Ultra HD, or the 4K video resolution, is rich in visual detail as it has a pixel count of 3840×2160 or 2160p (four times more than Full HD). The difference may not be noticeable to viewers, as not many have 4K televisions or monitors, but it makes a very big difference to video editors.

More pixels and detail mean there is more room to work when editing and zooming in. That’s why Ultra HD is the best resolution for video editing processes like color grading, graphics, and theatrical releases. 

8K or Full Ultra HD

The FUHD or 8K has a pixel size of 7680×4320 and is more suitable for movies or projects that require the footage to have a theatrical feel. Despite the high visual quality it offers, 8K is not a widely used setting, although it’s great for editors as they have even more detail to work with. 

These are just some of the commonly accepted video resolutions, but you can set any pixel count outside of the ones we’ve mentioned above. It simply depends on what your project requires and your artistic expression and taste.

Recommended resolution for aspect ratios

The resolution, ideally, should be according to the aspect ratio. Each aspect ratio, like 16:9, for example, requires a certain specific number of pixels in each frame for the visuals to be clear and crisp. Here are the resolutions that are advised for common aspect ratios that are used today.

Resolution Aspect ratio
Standard Definition (480p) 4:3
High Definition (720p) 16:9 (the most common aspect ratio online)
Full HD (1080p) 16:9
Quad HD or 2K (1440p) 16:9
Ultra HD or 4K (2160p) 1:1.9
Full UHD or 8K (4320p)

Why is resolution important?

Knowing what kind of quality setting to use for your videos is an important part of the planning process. What resolution you use will depend on the aspect ratio (format) required by the platform or device on which it will be played.

The main reason to make video resolution a priority is the direct effect it has on the clarity of the visuals. With a high enough resolution, you get more pixels to work with, so you have sharp footage with fine details for easy editing and viewing.

Low-resolution settings deliver okay-looking clips in small sizes. But when you try to increase the size, they will appear pixelated and blurry. So, use the best possible quality setting when you film and make the adjustments according to the platform later.

Frequently Asked Questions

The ‘p’ and ‘i’ after the resolution, like 1080p or 720i for example, refer to the way in which each frame of the footage is displayed. The ‘p’ stands for ‘progressive scan’ and ‘i’ for interlaced scan.

In a progressive scan, the frames are displayed one row at a time, from right to left. It presents the complete frame or image all at once in an uninterrupted and seamless flow and is used on modern devices.

In an interlaced scan, the frames are split into odd rows and even rows, and the two are switched (or alternated) really fast so that you get a complete image. It was once the preferred method of display for older TVs, but, in modern devices, it causes flickering or weird lines, which is more pronounced in fast-moving scenes.
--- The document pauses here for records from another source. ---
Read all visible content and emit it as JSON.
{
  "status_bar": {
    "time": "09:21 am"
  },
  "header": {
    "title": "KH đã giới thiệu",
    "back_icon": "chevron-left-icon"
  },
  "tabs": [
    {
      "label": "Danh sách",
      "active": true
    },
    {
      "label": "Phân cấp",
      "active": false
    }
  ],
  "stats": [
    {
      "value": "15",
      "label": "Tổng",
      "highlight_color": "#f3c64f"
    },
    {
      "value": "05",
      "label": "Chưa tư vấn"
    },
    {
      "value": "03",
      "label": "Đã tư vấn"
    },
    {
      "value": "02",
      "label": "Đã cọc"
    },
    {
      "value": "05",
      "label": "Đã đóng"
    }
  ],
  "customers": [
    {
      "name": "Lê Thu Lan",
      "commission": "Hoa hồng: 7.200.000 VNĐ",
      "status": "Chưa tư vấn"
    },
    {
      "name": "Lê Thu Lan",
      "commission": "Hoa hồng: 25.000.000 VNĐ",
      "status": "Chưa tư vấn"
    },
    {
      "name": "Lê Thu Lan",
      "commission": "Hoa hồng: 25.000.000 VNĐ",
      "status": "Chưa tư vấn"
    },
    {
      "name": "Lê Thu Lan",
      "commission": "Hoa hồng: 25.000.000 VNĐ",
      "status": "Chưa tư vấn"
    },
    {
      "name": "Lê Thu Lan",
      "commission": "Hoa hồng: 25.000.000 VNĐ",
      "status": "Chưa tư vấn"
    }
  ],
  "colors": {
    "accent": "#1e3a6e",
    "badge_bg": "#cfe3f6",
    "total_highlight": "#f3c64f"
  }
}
You can change the resolution of your videos using video editing software. Simply go to the video settings (sequence settings in Premiere Pro) and change the horizontal (width) and vertical (height) values. Remember that you can go from high to low quality, but you can’t go from low to high, without losing visual quality.

No, PPI is not a measurement for video resolutions. PPI is short for ‘pixels per inch’ and measures the pixel density in an image or frame. The actual measure for resolution is pixels displayed as width x height.